      Recent example - Consultant hired by seller to do phase I on old machine shop.  Operations shut down, building vacant.  Consultant (20+ years in industrial, with full Phase I, II, and III experience....they do a ton of remediation work).  Site history indicated site was historically on septic system before sewer connection made 12 years ago.  Site also had a very small clarifier which was also connected to septic historically.  Consultant (part owner of firm) concludes clarifier is clean (it was dry) and based upon previous metals testing of the clarifier discharge, no additional testing required. Typical of this consultant, they did not review the agency records.  In this case, County Health Records (free and downloadable in 5 minutes) showed a solvent vapor degreaser and lots of solvent usage.  Buyer had their own consultant do Phase I and they found the County records.  Phase II done, solvents found, wells being installed, SVE extraction system coming soon. 

      Funny thing, I bid on the Phase I for seller (guessing I lost by $200) and I knew (before job started) that it was going to a Phase II as I reviewed the records first since they were really easy to get.

       

    • ConnEP

      If there will be a requirement for file reviews, the term-

      3.2.73

       reasonably ascertainable—information that is (1)

      publicly available

      , (2) obtainable from its source within

      reasonable time and cost constraints, and

       (3) practically

      reviewable

       

      will need to be defined much more specifically.  NYSDEC is running 4-6 weeks out on FOIA responses and it will only get worse.

       

       

       

    • Matt Fox

      I agree that there is value in these old records.  However, ASTM clearly only requires us to review the records if they are available within reasonable time and cost constraints.  Are there EPs out there that think 4+ weeks is a reasonable time???

      Personally, I think "reasonable time constraint" should probably be defined as available before the contractual due date of the report.  If the report is contratually due June 15 and it will take longer than that to get the records, then they are not reasonably available and we shouldn't be required to review them.  We should identify the data gap, comment on the significance of the data gap and our obligation should end there.  If client decides they want records that are not reasonably available reviewed to address the data gap, then that should be an additional cost to the client.

      ASTM could really help EPs out by better defining "reasonable time and cost constraints".  Then we would have something concrete to point at when trying to explain to client that spending $300 on copy charges and 4 hours to review documents 2 months after the report was issued is something they should pay extra for.

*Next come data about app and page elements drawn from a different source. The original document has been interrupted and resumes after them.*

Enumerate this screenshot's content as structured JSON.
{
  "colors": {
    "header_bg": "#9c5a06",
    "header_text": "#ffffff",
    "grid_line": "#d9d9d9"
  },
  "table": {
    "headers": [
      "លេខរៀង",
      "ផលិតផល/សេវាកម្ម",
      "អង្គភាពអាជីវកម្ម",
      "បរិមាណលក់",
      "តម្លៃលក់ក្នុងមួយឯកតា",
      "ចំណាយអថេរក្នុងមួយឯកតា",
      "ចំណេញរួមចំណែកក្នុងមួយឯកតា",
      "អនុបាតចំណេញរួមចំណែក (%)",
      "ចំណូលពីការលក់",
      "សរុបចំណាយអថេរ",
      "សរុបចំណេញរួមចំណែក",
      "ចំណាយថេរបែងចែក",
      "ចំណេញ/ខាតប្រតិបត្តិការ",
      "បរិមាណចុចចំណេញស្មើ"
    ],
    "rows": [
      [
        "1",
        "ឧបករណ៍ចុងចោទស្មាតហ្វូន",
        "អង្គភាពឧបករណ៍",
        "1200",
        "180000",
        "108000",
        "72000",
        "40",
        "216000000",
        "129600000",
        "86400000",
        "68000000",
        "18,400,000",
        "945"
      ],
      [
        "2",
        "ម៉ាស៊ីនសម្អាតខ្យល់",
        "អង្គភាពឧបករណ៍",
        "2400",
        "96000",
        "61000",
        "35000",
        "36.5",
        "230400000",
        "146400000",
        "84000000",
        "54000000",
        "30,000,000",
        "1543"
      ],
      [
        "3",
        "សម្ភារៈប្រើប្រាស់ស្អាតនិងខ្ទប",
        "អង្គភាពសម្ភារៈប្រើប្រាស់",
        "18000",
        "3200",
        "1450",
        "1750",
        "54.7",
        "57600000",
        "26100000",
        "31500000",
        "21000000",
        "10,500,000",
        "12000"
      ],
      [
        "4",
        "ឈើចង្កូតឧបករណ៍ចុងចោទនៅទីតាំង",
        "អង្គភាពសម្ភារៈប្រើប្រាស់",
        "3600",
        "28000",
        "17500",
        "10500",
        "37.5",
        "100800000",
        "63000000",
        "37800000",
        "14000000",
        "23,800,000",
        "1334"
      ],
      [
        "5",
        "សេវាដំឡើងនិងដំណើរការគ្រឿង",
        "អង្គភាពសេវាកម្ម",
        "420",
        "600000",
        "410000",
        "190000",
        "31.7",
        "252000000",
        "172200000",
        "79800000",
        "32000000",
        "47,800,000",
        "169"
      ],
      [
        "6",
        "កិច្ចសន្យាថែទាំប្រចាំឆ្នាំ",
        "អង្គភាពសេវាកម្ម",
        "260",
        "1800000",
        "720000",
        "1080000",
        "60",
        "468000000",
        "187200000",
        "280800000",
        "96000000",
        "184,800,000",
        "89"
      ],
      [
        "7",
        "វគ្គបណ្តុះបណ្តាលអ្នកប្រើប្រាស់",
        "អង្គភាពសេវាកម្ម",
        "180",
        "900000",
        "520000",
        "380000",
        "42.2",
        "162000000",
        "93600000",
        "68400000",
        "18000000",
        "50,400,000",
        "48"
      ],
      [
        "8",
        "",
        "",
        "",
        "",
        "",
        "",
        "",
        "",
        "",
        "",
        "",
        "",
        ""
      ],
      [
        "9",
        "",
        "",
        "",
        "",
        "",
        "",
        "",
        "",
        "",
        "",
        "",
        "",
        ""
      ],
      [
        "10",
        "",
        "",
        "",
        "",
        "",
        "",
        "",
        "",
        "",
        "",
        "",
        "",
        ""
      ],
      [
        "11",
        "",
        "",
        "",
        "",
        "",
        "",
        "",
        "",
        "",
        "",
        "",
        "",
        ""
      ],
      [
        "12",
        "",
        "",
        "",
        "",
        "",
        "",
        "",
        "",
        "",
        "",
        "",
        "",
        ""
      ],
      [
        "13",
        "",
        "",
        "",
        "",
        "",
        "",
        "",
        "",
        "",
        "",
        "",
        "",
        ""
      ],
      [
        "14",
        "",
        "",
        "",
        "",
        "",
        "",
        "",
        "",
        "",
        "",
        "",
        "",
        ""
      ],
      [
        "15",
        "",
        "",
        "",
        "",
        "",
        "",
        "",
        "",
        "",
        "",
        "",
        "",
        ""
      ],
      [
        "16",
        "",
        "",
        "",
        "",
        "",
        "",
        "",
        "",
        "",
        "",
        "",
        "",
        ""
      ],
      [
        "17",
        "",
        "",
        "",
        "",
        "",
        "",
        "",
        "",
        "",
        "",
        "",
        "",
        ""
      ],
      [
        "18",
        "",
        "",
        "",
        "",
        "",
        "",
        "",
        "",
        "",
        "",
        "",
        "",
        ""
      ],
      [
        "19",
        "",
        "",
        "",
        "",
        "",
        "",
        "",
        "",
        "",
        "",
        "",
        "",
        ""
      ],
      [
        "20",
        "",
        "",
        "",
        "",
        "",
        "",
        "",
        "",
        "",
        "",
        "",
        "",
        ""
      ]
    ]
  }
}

    • LSchnapf

      @Matt- good point on the phrase. You should contact Julie Kilgore of the ASTM E-50 task force and ask that the group consider this for the next round of revisions.........